Mustard or yellow algae is a rare form of pool algae that is more common in warmer southern states, but that doesn't mean your pool won't be infected. It's important, that if you spot signs of mustard algae, to act quickly and get rid of it.
Good Housekeeping tested alarms and gates to childproof your pool
Before uncovering your backyard pool, consider this: Drowning is the second-leading cause of unintentional injury-related death for kids 14 and younger. An unsupervised child can slip into a pool without a sound or a splash, and in less than two minutes underwater, he can lose consciousness.
Alarms can alert parents to emergencies before it's too late. In fact, some states even have legislation requiring them. (Learn more about pool safety legislation.) The Good Housekeeping Research Institute tested seven pool alarms (they tell you when the water is disturbed) and six gate alarms (installed on a barrier around your pool, they sound when the gate is opened).
"We recommend using both pool and gate alarms. The more layers of protection, the better," says Todd Kent, GHRI's senior test engineer. "Effective alarms are not lifesaving devices, but they can alert parents to an accident, giving them time to act."

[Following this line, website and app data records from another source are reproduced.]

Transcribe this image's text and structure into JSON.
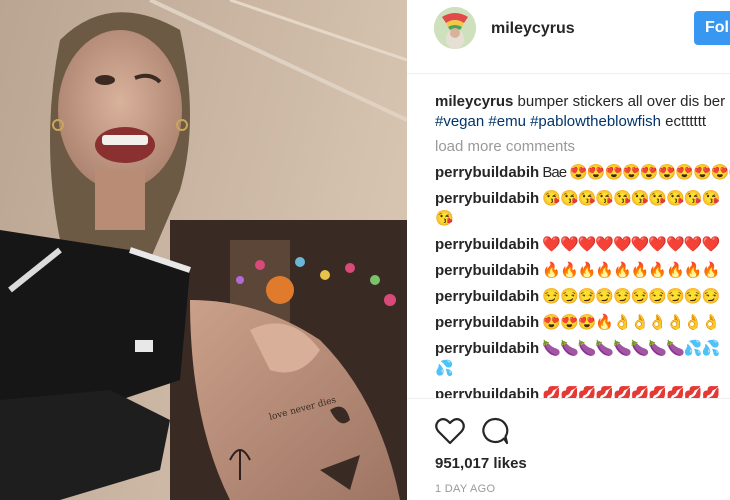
{
  "post": {
    "username": "mileycyrus",
    "follow_label": "Foll",
    "caption_user": "mileycyrus",
    "caption_text": " bumper stickers all over dis ber",
    "hashtags": [
      "#vegan",
      "#emu",
      "#pablowtheblowfish"
    ],
    "caption_tail": " ectttttt",
    "load_more": "load more comments",
    "comments": [
      {
        "user": "perrybuildabih",
        "text": " Bae 😍😍😍😍😍😍😍😍😍😘"
      },
      {
        "user": "perrybuildabih",
        "text": " 😘😘😘😘😘😘😘😘😘😘",
        "text2": "😘"
      },
      {
        "user": "perrybuildabih",
        "text": " ❤️❤️❤️❤️❤️❤️❤️❤️❤️❤️"
      },
      {
        "user": "perrybuildabih",
        "text": " 🔥🔥🔥🔥🔥🔥🔥🔥🔥🔥"
      },
      {
        "user": "perrybuildabih",
        "text": " 😏😏😏😏😏😏😏😏😏😏"
      },
      {
        "user": "perrybuildabih",
        "text": " 😍😍😍🔥👌👌👌👌👌👌"
      },
      {
        "user": "perrybuildabih",
        "text": " 🍆🍆🍆🍆🍆🍆🍆🍆💦💦",
        "text2": "💦"
      },
      {
        "user": "perrybuildabih",
        "text": " 💋💋💋💋💋💋💋💋💋💋"
      }
    ],
    "likes": "951,017 likes",
    "date": "1 DAY AGO"
  },
  "icons": {
    "like": "heart-icon",
    "comment": "comment-bubble-icon"
  }
}
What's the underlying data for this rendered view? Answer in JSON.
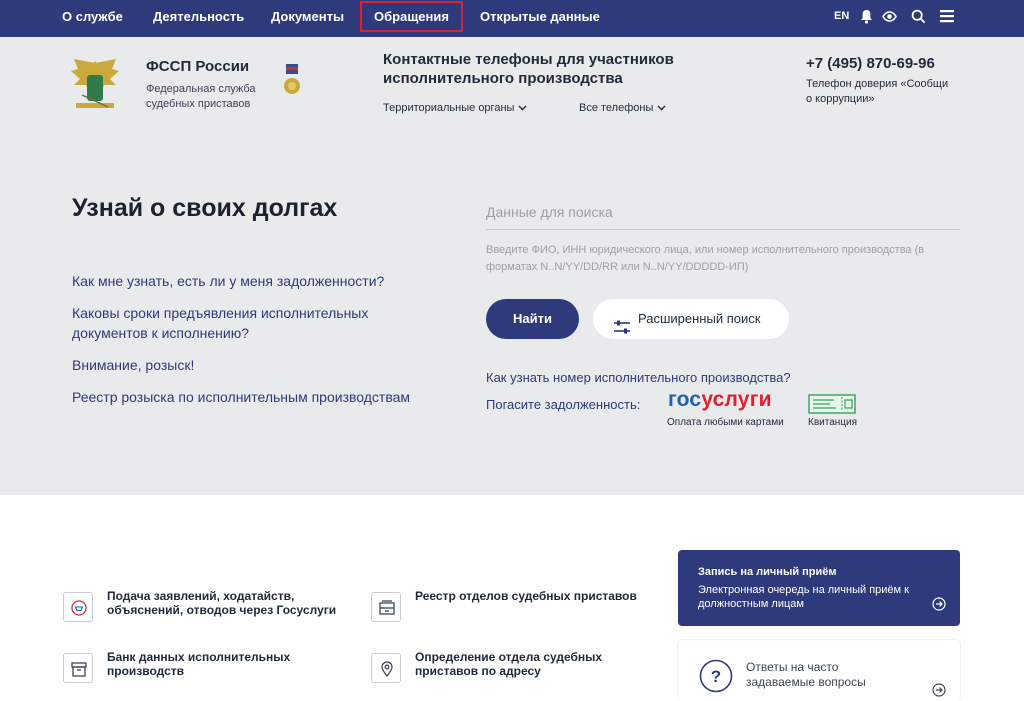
{
  "nav": {
    "items": [
      "О службе",
      "Деятельность",
      "Документы",
      "Обращения",
      "Открытые данные"
    ],
    "lang": "EN"
  },
  "header": {
    "org_name": "ФССП России",
    "org_subtitle": "Федеральная служба судебных приставов",
    "contacts_title": "Контактные телефоны для участников исполнительного производства",
    "dropdown_territorial": "Территориальные органы",
    "dropdown_all_phones": "Все телефоны",
    "phone": "+7 (495) 870-69-96",
    "trust_line": "Телефон доверия «Сообщи о коррупции»"
  },
  "debts": {
    "title": "Узнай о своих долгах",
    "links": [
      "Как мне узнать, есть ли у меня задолженности?",
      "Каковы сроки предъявления исполнительных документов к исполнению?",
      "Внимание, розыск!",
      "Реестр розыска по исполнительным производствам"
    ],
    "search_placeholder": "Данные для поиска",
    "search_hint": "Введите ФИО, ИНН юридического лица, или номер исполнительного производства (в форматах N..N/YY/DD/RR или N..N/YY/DDDDD-ИП)",
    "find_button": "Найти",
    "advanced_button": "Расширенный поиск",
    "howto_link": "Как узнать номер исполнительного производства?",
    "pay_label": "Погасите задолженность:",
    "gosuslugi_part1": "гос",
    "gosuslugi_part2": "услуги",
    "gosuslugi_caption": "Оплата любыми картами",
    "receipt_caption": "Квитанция"
  },
  "services": {
    "items": [
      "Подача заявлений, ходатайств, объяснений, отводов через Госуслуги",
      "Реестр отделов судебных приставов",
      "Банк данных исполнительных производств",
      "Определение отдела судебных приставов по адресу"
    ],
    "appointment_title": "Запись на личный приём",
    "appointment_desc": "Электронная очередь на личный приём к должностным лицам",
    "faq_label": "Ответы на часто задаваемые вопросы"
  },
  "colors": {
    "primary": "#2e3a7c",
    "highlight": "#e0202e",
    "hero_bg": "#e9eaeb",
    "gosuslugi_blue": "#2060b4",
    "gosuslugi_red": "#e0202e"
  },
  "icons": {
    "nav_tools": [
      "bell-icon",
      "eye-icon",
      "search-icon",
      "menu-icon"
    ],
    "advanced_search": "sliders-icon",
    "services": [
      "gosuslugi-doc-icon",
      "drawer-icon",
      "archive-box-icon",
      "map-pin-icon"
    ],
    "appointment": "arrow-right-circle-icon",
    "faq": "question-circle-icon"
  }
}
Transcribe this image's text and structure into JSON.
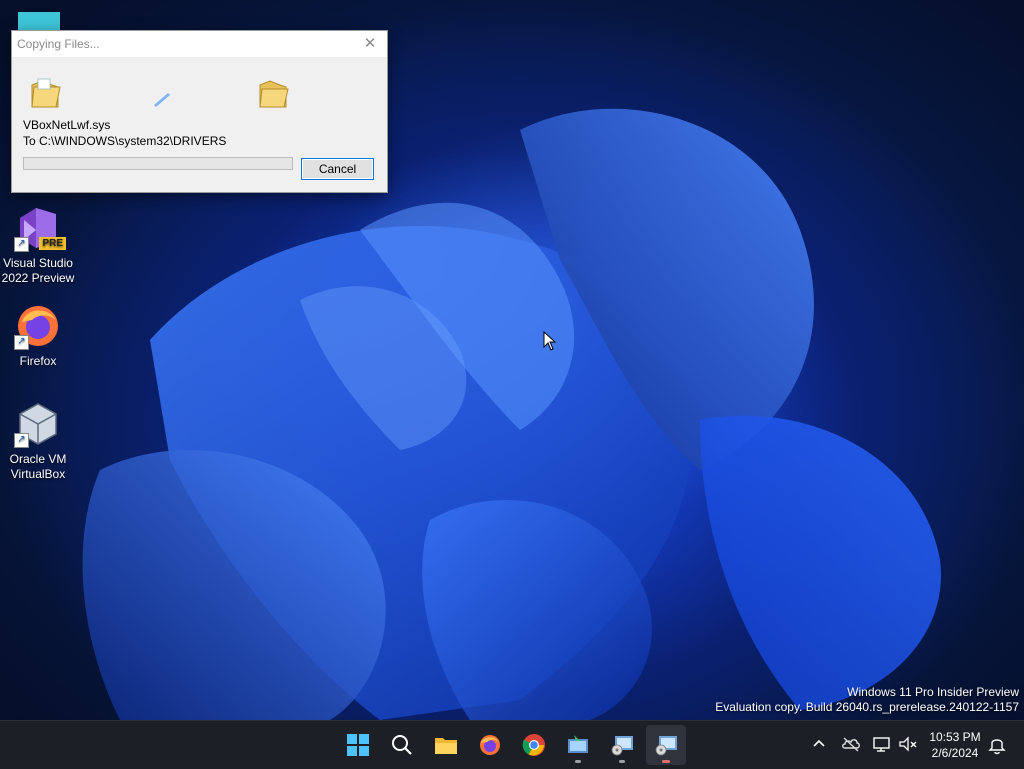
{
  "desktop": {
    "icons": [
      {
        "label_line1": "Visual Studio",
        "label_line2": "2022 Preview",
        "icon": "visual-studio-preview-icon",
        "badge": "PRE"
      },
      {
        "label_line1": "Firefox",
        "label_line2": "",
        "icon": "firefox-icon"
      },
      {
        "label_line1": "Oracle VM",
        "label_line2": "VirtualBox",
        "icon": "virtualbox-icon"
      }
    ],
    "watermark": {
      "line1": "Windows 11 Pro Insider Preview",
      "line2": "Evaluation copy. Build 26040.rs_prerelease.240122-1157"
    }
  },
  "dialog": {
    "title": "Copying Files...",
    "close_icon": "close-icon",
    "file_name": "VBoxNetLwf.sys",
    "destination": "To C:\\WINDOWS\\system32\\DRIVERS",
    "progress": 0,
    "cancel_label": "Cancel"
  },
  "taskbar": {
    "apps": [
      {
        "name": "start",
        "icon": "windows-start-icon"
      },
      {
        "name": "search",
        "icon": "search-icon"
      },
      {
        "name": "file-explorer",
        "icon": "folder-icon"
      },
      {
        "name": "firefox",
        "icon": "firefox-icon"
      },
      {
        "name": "chrome",
        "icon": "chrome-icon"
      },
      {
        "name": "installer",
        "icon": "installer-icon"
      },
      {
        "name": "setup",
        "icon": "setup-disc-icon"
      },
      {
        "name": "setup-active",
        "icon": "setup-disc-icon"
      }
    ],
    "tray": {
      "icons": [
        "chevron-up-icon",
        "onedrive-icon",
        "network-icon",
        "volume-muted-icon",
        "notification-bell-icon"
      ],
      "time": "10:53 PM",
      "date": "2/6/2024"
    }
  },
  "colors": {
    "accent": "#0078d7",
    "taskbar_bg": "#1c1f26",
    "progress_fill": "#06b025"
  }
}
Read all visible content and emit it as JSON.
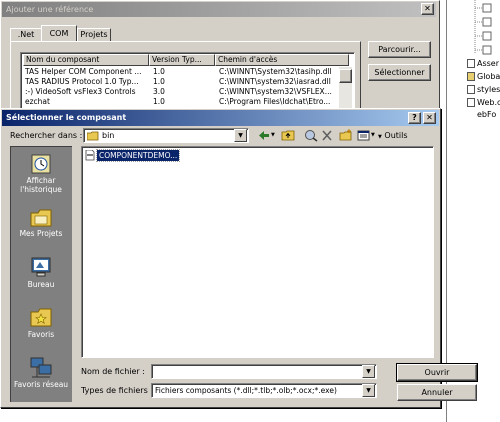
{
  "bg_dialog": {
    "title": "Ajouter une référence",
    "close_glyph": "✕",
    "tabs": [
      ".Net",
      "COM",
      "Projets"
    ],
    "columns": [
      "Nom du composant",
      "Version Typ...",
      "Chemin d'accès"
    ],
    "rows": [
      [
        "TAS Helper COM Component ...",
        "1.0",
        "C:\\WINNT\\System32\\tasihp.dll"
      ],
      [
        "TAS RADIUS Protocol 1.0 Typ...",
        "1.0",
        "C:\\WINNT\\system32\\iasrad.dll"
      ],
      [
        ":-) VideoSoft vsFlex3 Controls",
        "3.0",
        "C:\\WINNT\\system32\\VSFLEX..."
      ],
      [
        "ezchat",
        "1.0",
        "C:\\Program Files\\Idchat\\Etro..."
      ]
    ],
    "browse_label": "Parcourir...",
    "select_label": "Sélectionner"
  },
  "right_panel": {
    "items": [
      "Asser",
      "Globa",
      "stylesl",
      "Web.c",
      "ebFo"
    ]
  },
  "dialog": {
    "title": "Sélectionner le composant",
    "help_glyph": "?",
    "close_glyph": "✕",
    "look_in_label": "Rechercher dans :",
    "look_in_value": "bin",
    "tools_label": "Outils",
    "places": [
      {
        "icon": "history-icon",
        "label": "Affichar l'historique"
      },
      {
        "icon": "my-projects-icon",
        "label": "Mes Projets"
      },
      {
        "icon": "desktop-icon",
        "label": "Bureau"
      },
      {
        "icon": "favorites-icon",
        "label": "Favoris"
      },
      {
        "icon": "network-favorites-icon",
        "label": "Favoris réseau"
      }
    ],
    "files": [
      "COMPONENTDEMO..."
    ],
    "filename_label": "Nom de fichier :",
    "filename_value": "",
    "filetype_label": "Types de fichiers :",
    "filetype_value": "Fichiers composants (*.dll;*.tlb;*.olb;*.ocx;*.exe)",
    "open_label": "Ouvrir",
    "cancel_label": "Annuler"
  },
  "colors": {
    "title_active": "#0a246a",
    "title_active_end": "#a6caf0",
    "face": "#d4d0c8",
    "selection": "#0a246a"
  }
}
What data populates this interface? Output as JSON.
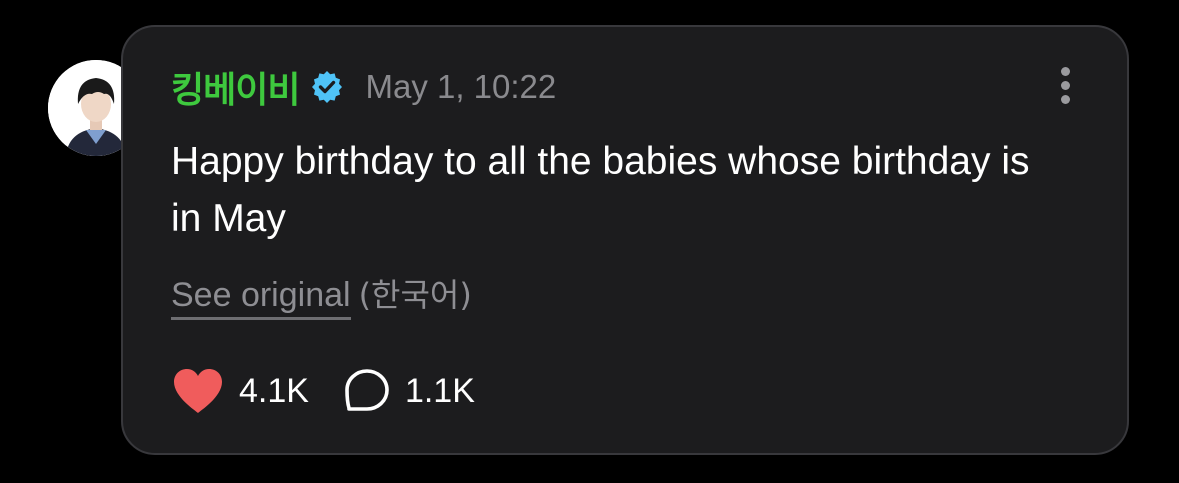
{
  "post": {
    "author": "킹베이비",
    "timestamp": "May 1, 10:22",
    "text": "Happy birthday to all the babies whose birthday is in May",
    "see_original_label": "See original",
    "original_language": "(한국어)",
    "likes": "4.1K",
    "comments": "1.1K"
  },
  "icons": {
    "verified": "verified-badge-icon",
    "more": "more-vertical-icon",
    "like": "heart-icon",
    "comment": "comment-bubble-icon"
  },
  "colors": {
    "author": "#3ec93e",
    "verified_badge": "#4fc3f7",
    "heart": "#f05c5c",
    "card_background": "#1c1c1e",
    "page_background": "#000000"
  }
}
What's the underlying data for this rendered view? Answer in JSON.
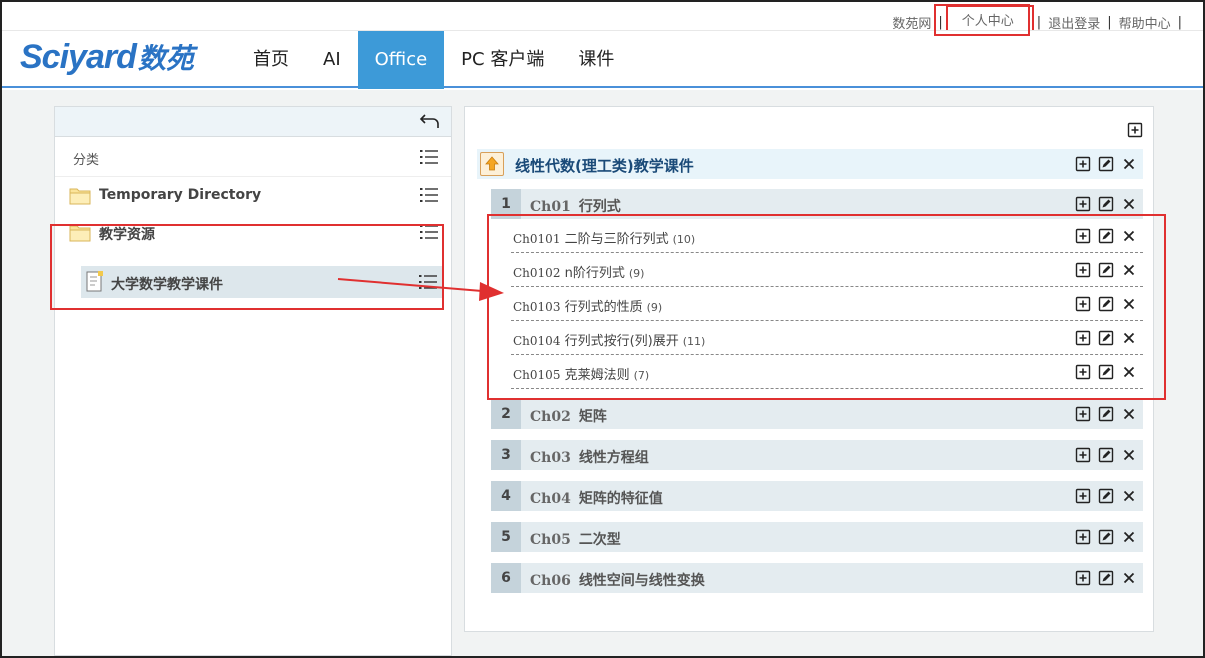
{
  "top_links": {
    "site": "数苑网",
    "personal": "个人中心",
    "logout": "退出登录",
    "help": "帮助中心",
    "sep": "|"
  },
  "logo": {
    "en": "Sciyard",
    "cn": "数苑"
  },
  "nav": [
    "首页",
    "AI",
    "Office",
    "PC 客户端",
    "课件"
  ],
  "nav_active": "Office",
  "left": {
    "category_label": "分类",
    "folders": [
      "Temporary Directory",
      "教学资源"
    ],
    "sub_item": "大学数学教学课件"
  },
  "right": {
    "course_title": "线性代数(理工类)教学课件",
    "chapters": [
      {
        "num": "1",
        "code": "Ch01",
        "title": "行列式"
      },
      {
        "num": "2",
        "code": "Ch02",
        "title": "矩阵"
      },
      {
        "num": "3",
        "code": "Ch03",
        "title": "线性方程组"
      },
      {
        "num": "4",
        "code": "Ch04",
        "title": "矩阵的特征值"
      },
      {
        "num": "5",
        "code": "Ch05",
        "title": "二次型"
      },
      {
        "num": "6",
        "code": "Ch06",
        "title": "线性空间与线性变换"
      }
    ],
    "sections": [
      {
        "code": "Ch0101",
        "title": "二阶与三阶行列式",
        "count": "(10)"
      },
      {
        "code": "Ch0102",
        "title": "n阶行列式",
        "count": "(9)"
      },
      {
        "code": "Ch0103",
        "title": "行列式的性质",
        "count": "(9)"
      },
      {
        "code": "Ch0104",
        "title": "行列式按行(列)展开",
        "count": "(11)"
      },
      {
        "code": "Ch0105",
        "title": "克莱姆法则",
        "count": "(7)"
      }
    ]
  },
  "colors": {
    "accent": "#3d9ad8",
    "annotation": "#e03030",
    "logo": "#2a73c4"
  }
}
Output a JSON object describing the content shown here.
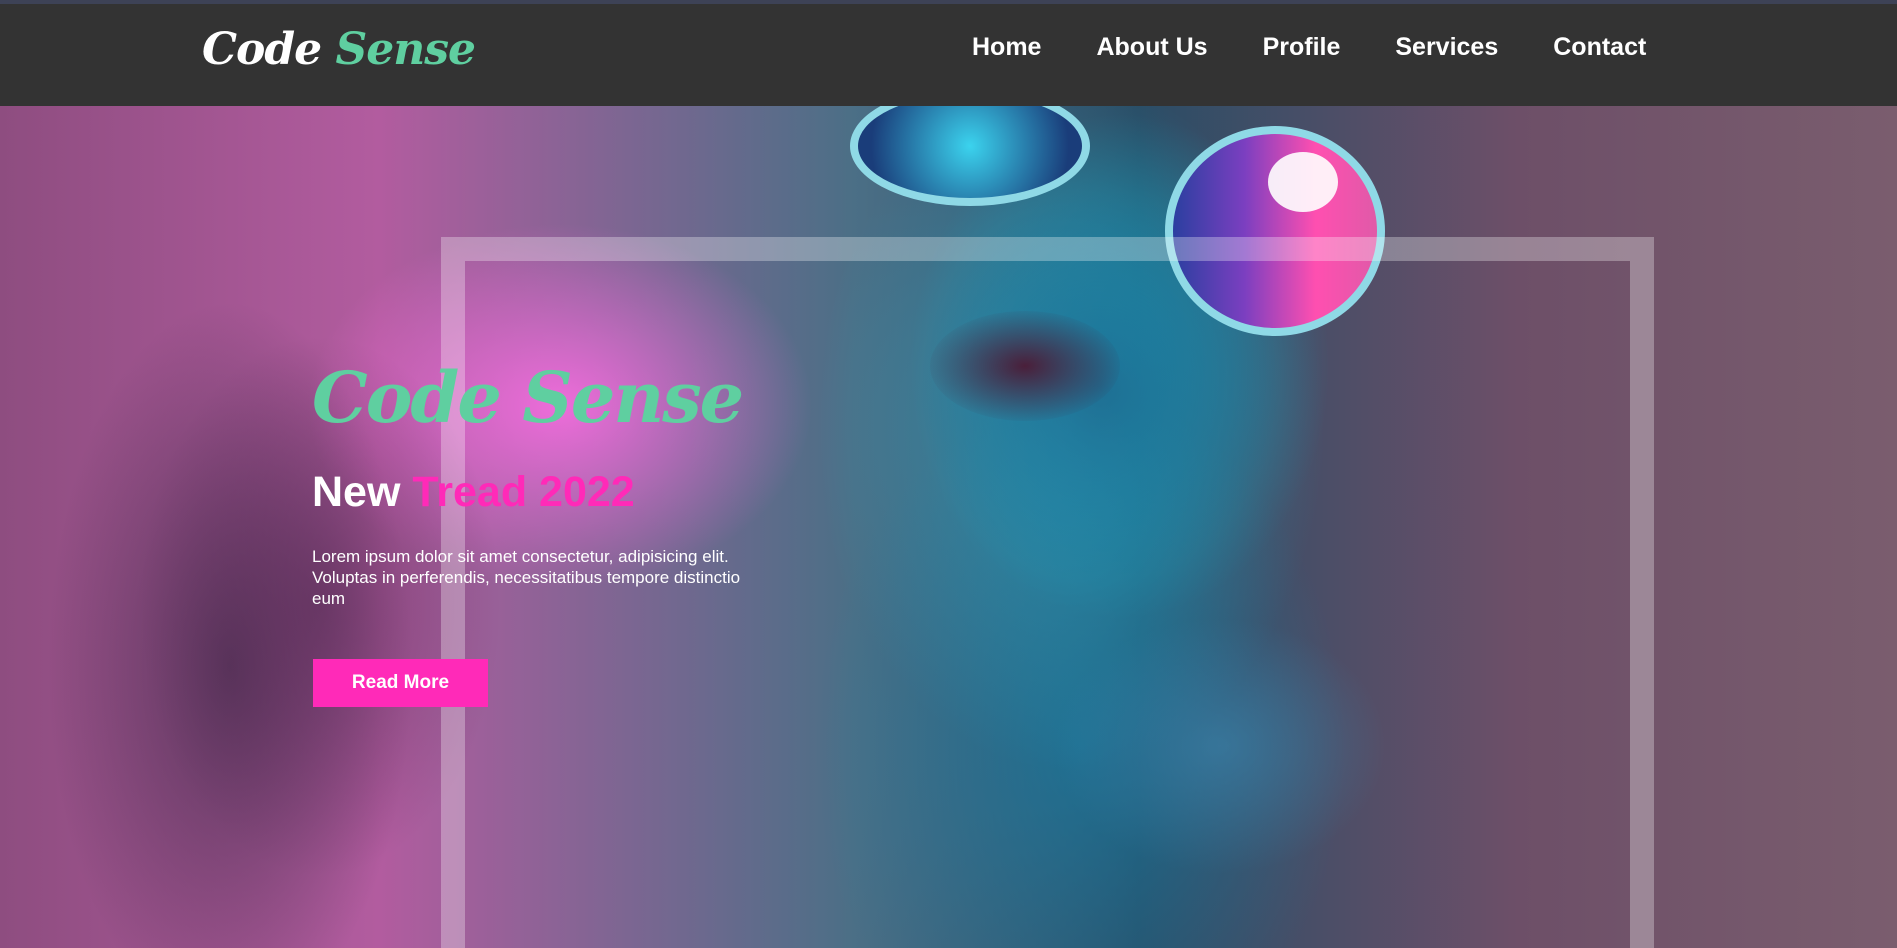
{
  "header": {
    "logo": {
      "part1": "Code",
      "part2": "Sense"
    },
    "nav": [
      {
        "label": "Home"
      },
      {
        "label": "About Us"
      },
      {
        "label": "Profile"
      },
      {
        "label": "Services"
      },
      {
        "label": "Contact"
      }
    ]
  },
  "hero": {
    "logo": {
      "part1": "Code",
      "part2": "Sense"
    },
    "heading": {
      "part1": "New",
      "part2": "Tread 2022"
    },
    "text": "Lorem ipsum dolor sit amet consectetur, adipisicing elit. Voluptas in perferendis, necessitatibus tempore distinctio eum",
    "button_label": "Read More"
  },
  "colors": {
    "navbar": "#333333",
    "logo_accent": "#5fcfa0",
    "heading_accent": "#ff2ab8",
    "button": "#ff2ab8"
  }
}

In addition to the pool and gate alarms, GHRI tested a personal immersion detector (i.e., wristband alarm). Here's how all the alarms fared.